  • (i) the property complies with current requirements imposed by the zoning bylaw or ordinance, or;
  • (ii) the property complied with the version of the bylaw or ordinance in effect at the time the building was constructed or the particular use was commenced, notwithstanding that restrictive amendments to the bylaw or ordinance would now prohibit such a building or use (in which case it is considered a lawful nonconforming structure or use).

But what if a building or use neither complies with the current zoning requirements nor is a lawful nonconforming structure or use?  For example, consider a possible purchase or financing of a 12 year old office building in a Boston suburb.  Unfortunately, one corner of the building extends 5 feet into a side yard setback area, and a portion of the building is being used for laboratory uses, in a zoning district that only permits office use.

Fortunately, Section 7 of the Massachusetts Zoning Act (Massachusetts General Laws Chapter 40A) may allow you to conclude that although the property violates the zoning bylaw or ordinance, neither the municipality nor a private citizen may bring an enforcement action to compel removal of the offending corner of the building or to stop the offending laboratory use.  In fact, Section 7 provides two separate statutes of limitations, or so called “sunset provisions” – the less restrictive applies to structural violations only, while the more restrictive applies to both structural and use violations. The less restrictive provision of Section 7 prevents any enforcement action to compel the “removal, alteration or relocation of any structure” that violates a zoning bylaw or ordinance after ten years have passed from commencement of the violation.  The more restrictive provision of Section 7 prevents any enforcement action to compel the “abandonment, limitation or modification of any use or the removal, alteration or relocation of any structure” that violates a zoning bylaw or ordinance after six years have passed from commencement of the violation if the property “has been improved and used in accordance with the terms of the original building permit issued by a person duly authorized to issue such permits.”

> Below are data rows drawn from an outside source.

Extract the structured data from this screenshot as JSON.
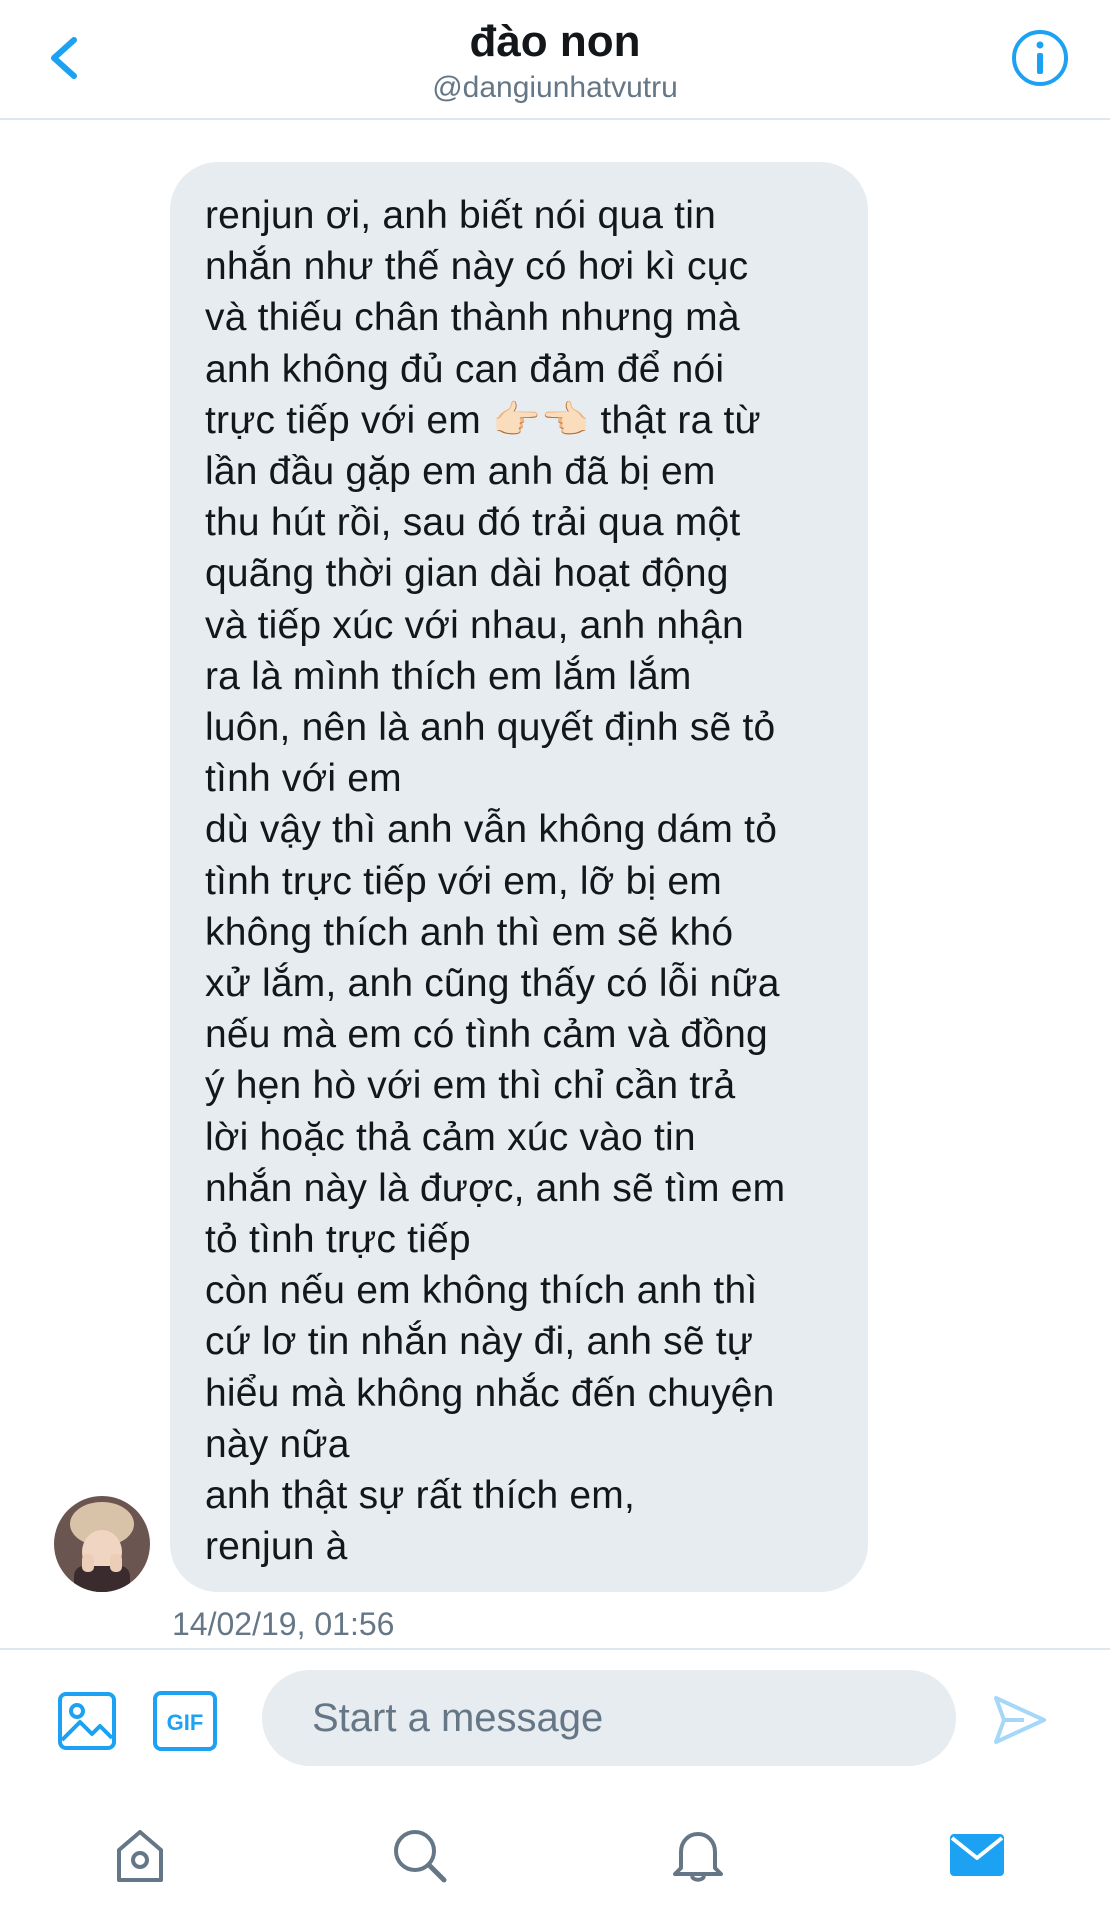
{
  "header": {
    "title": "đào non",
    "handle": "@dangiunhatvutru"
  },
  "message": {
    "text": "renjun ơi, anh biết nói qua tin\nnhắn như thế này có hơi kì cục\nvà thiếu chân thành nhưng mà\nanh không đủ can đảm để nói\ntrực tiếp với em 👉🏻👈🏻 thật ra từ\nlần đầu gặp em anh đã bị em\nthu hút rồi, sau đó trải qua một\nquãng thời gian dài hoạt động\nvà tiếp xúc với nhau, anh nhận\nra là mình thích em lắm lắm\nluôn, nên là anh quyết định sẽ tỏ\ntình với em\ndù vậy thì anh vẫn không dám tỏ\ntình trực tiếp với em, lỡ bị em\nkhông thích anh thì em sẽ khó\nxử lắm, anh cũng thấy có lỗi nữa\nnếu mà em có tình cảm và đồng\ný hẹn hò với em thì chỉ cần trả\nlời hoặc thả cảm xúc vào tin\nnhắn này là được, anh sẽ tìm em\ntỏ tình trực tiếp\ncòn nếu em không thích anh thì\ncứ lơ tin nhắn này đi, anh sẽ tự\nhiểu mà không nhắc đến chuyện\nnày nữa\nanh thật sự rất thích em,\nrenjun à",
    "timestamp": "14/02/19, 01:56"
  },
  "composer": {
    "placeholder": "Start a message",
    "gif_label": "GIF"
  },
  "icons": {
    "back": "chevron-left-icon",
    "info": "info-icon",
    "image": "image-icon",
    "gif": "gif-icon",
    "send": "send-icon",
    "home": "home-icon",
    "search": "search-icon",
    "notifications": "bell-icon",
    "messages": "mail-icon"
  },
  "colors": {
    "accent": "#1da1f2",
    "bubble": "#e6ecf0",
    "secondary_text": "#657786",
    "tab_icon": "#657786",
    "send_disabled": "#a5d8f8"
  }
}
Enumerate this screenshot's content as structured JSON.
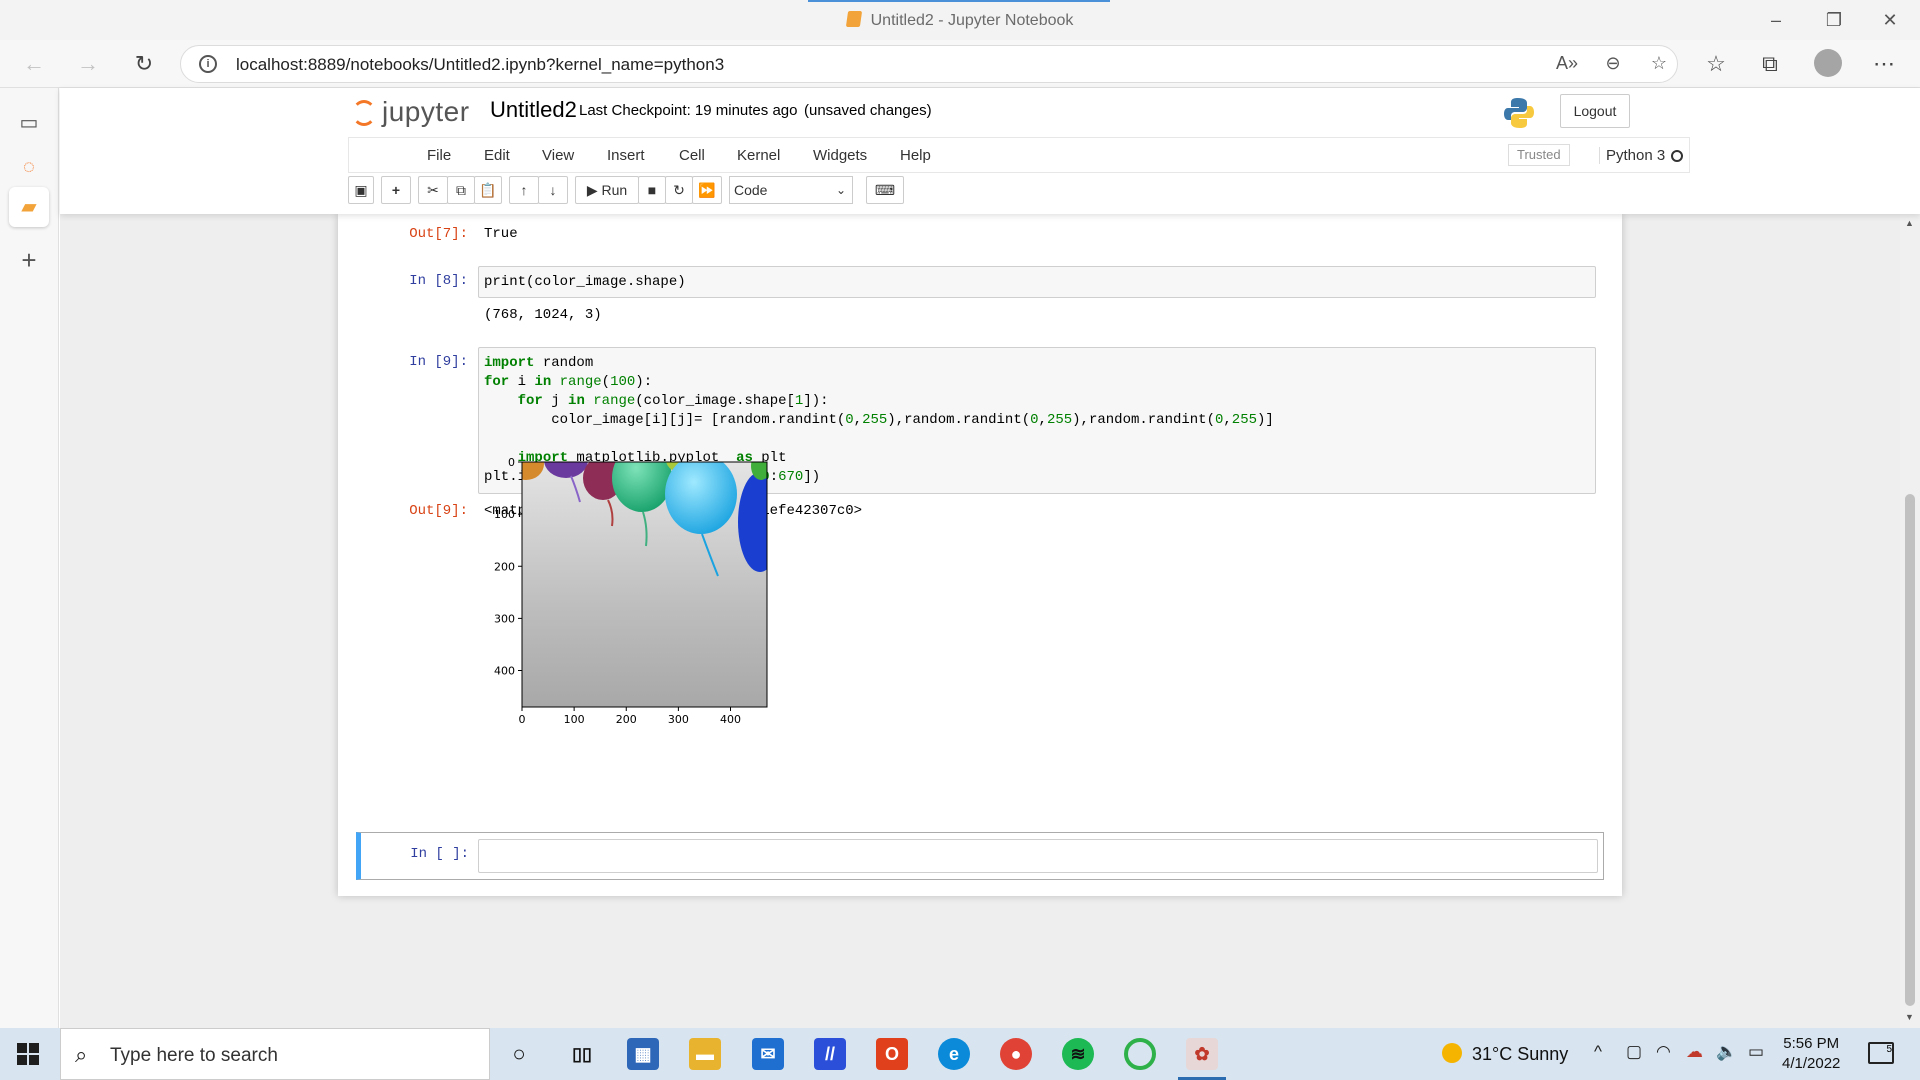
{
  "browser": {
    "tab_title": "Untitled2 - Jupyter Notebook",
    "url": "localhost:8889/notebooks/Untitled2.ipynb?kernel_name=python3"
  },
  "jupyter": {
    "logo_text": "jupyter",
    "notebook_name": "Untitled2",
    "checkpoint": "Last Checkpoint: 19 minutes ago",
    "unsaved": "(unsaved changes)",
    "logout_label": "Logout",
    "menu": [
      "File",
      "Edit",
      "View",
      "Insert",
      "Cell",
      "Kernel",
      "Widgets",
      "Help"
    ],
    "trusted_label": "Trusted",
    "kernel_name": "Python 3",
    "run_label": "Run",
    "cell_type": "Code"
  },
  "cells": {
    "out7_prompt": "Out[7]:",
    "out7_value": "True",
    "in8_prompt": "In [8]:",
    "in8_code": "print(color_image.shape)",
    "out8_value": "(768, 1024, 3)",
    "in9_prompt": "In [9]:",
    "out9_prompt": "Out[9]:",
    "out9_value": "<matplotlib.image.AxesImage at 0x1efe42307c0>",
    "new_prompt": "In [ ]:"
  },
  "chart_data": {
    "type": "image",
    "xticks": [
      "0",
      "100",
      "200",
      "300",
      "400"
    ],
    "yticks": [
      "0",
      "100",
      "200",
      "300",
      "400"
    ],
    "xlim": [
      0,
      470
    ],
    "ylim": [
      470,
      0
    ]
  },
  "taskbar": {
    "search_placeholder": "Type here to search",
    "weather": "31°C  Sunny",
    "time": "5:56 PM",
    "date": "4/1/2022",
    "notification_count": "5"
  },
  "colors": {
    "accent": "#42a5f5",
    "in_prompt": "#303f9f",
    "out_prompt": "#d84315",
    "jupyter_orange": "#f37726"
  }
}
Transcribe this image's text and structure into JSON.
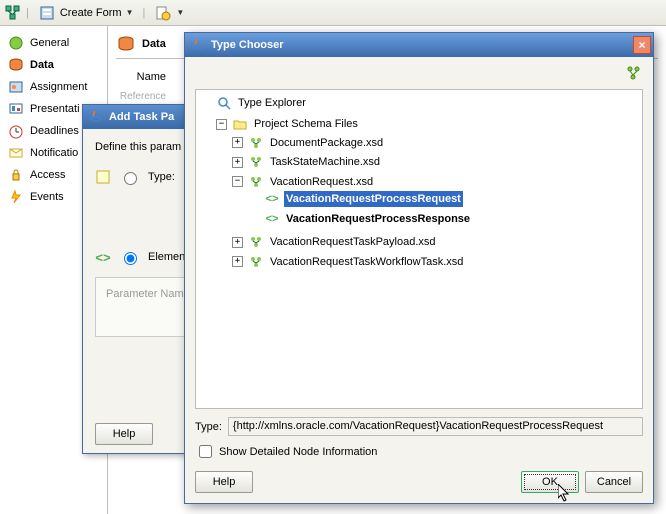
{
  "toolbar": {
    "create_form_label": "Create Form"
  },
  "sidebar": {
    "items": [
      {
        "label": "General"
      },
      {
        "label": "Data"
      },
      {
        "label": "Assignment"
      },
      {
        "label": "Presentati"
      },
      {
        "label": "Deadlines"
      },
      {
        "label": "Notificatio"
      },
      {
        "label": "Access"
      },
      {
        "label": "Events"
      }
    ]
  },
  "content": {
    "tab_label": "Data",
    "name_label": "Name",
    "ref_placeholder": "Reference"
  },
  "atp": {
    "title": "Add Task Pa",
    "define_text": "Define this param",
    "type_label": "Type:",
    "element_label": "Element",
    "param_name_label": "Parameter Name",
    "help_label": "Help"
  },
  "tc": {
    "title": "Type Chooser",
    "tree": {
      "root": "Type Explorer",
      "psf": "Project Schema Files",
      "docpkg": "DocumentPackage.xsd",
      "tsm": "TaskStateMachine.xsd",
      "vr": "VacationRequest.xsd",
      "vr_req": "VacationRequestProcessRequest",
      "vr_resp": "VacationRequestProcessResponse",
      "vrtp": "VacationRequestTaskPayload.xsd",
      "vrtwt": "VacationRequestTaskWorkflowTask.xsd"
    },
    "type_label": "Type:",
    "type_value": "{http://xmlns.oracle.com/VacationRequest}VacationRequestProcessRequest",
    "show_detail_label": "Show Detailed Node Information",
    "help_label": "Help",
    "ok_label": "OK",
    "cancel_label": "Cancel"
  }
}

To return to our example, the building corner encroachment into the setback area should be protected by the ten year statute of limitations.  Whether the laboratory use is protected by the six year statute of limitations is dependent on whether a valid building permit was issued (and can be found) that stated that a portion of the building would be used for a laboratory.  This may be a difficult hurdle to overcome given that many municipalities’ building records are poorly kept and that building permits are sometimes signed by unauthorized officials and may not specify the proposed uses with any degree of specificity.

It is important to note that, although a structure or use may be protected by the six or ten year sunset provisions, the Zoning Act does not indicate, and no appellate court has addressed, whether such a structure or use should be treated as a lawful nonconforming structure or use for purposes of allowing subsequent alterations of the structure or use, or the rebuilding of the structure and recommencement of the use after a casualty.

Also, note that the Zoning Act, and therefore both statutes of limitations, applies to all cities and towns other than the City of Boston, and the Boston Zoning Code does not contain similar statutes of limitations.  However, in 2001 the Appeals Court did look to the Zoning Act for guidance in rejecting an enforcement action initiated 23 years after the City of Boston had issued a permit for the use of certain premises in violation of the Boston Zoning Code (Lapidus v. Board of Appeal of Boston, 51 Mass.App.Ct. 723 (2001).

Andrew Royce

Andrew Royce is a partner in the firm’s Real Estate Department. Read Bio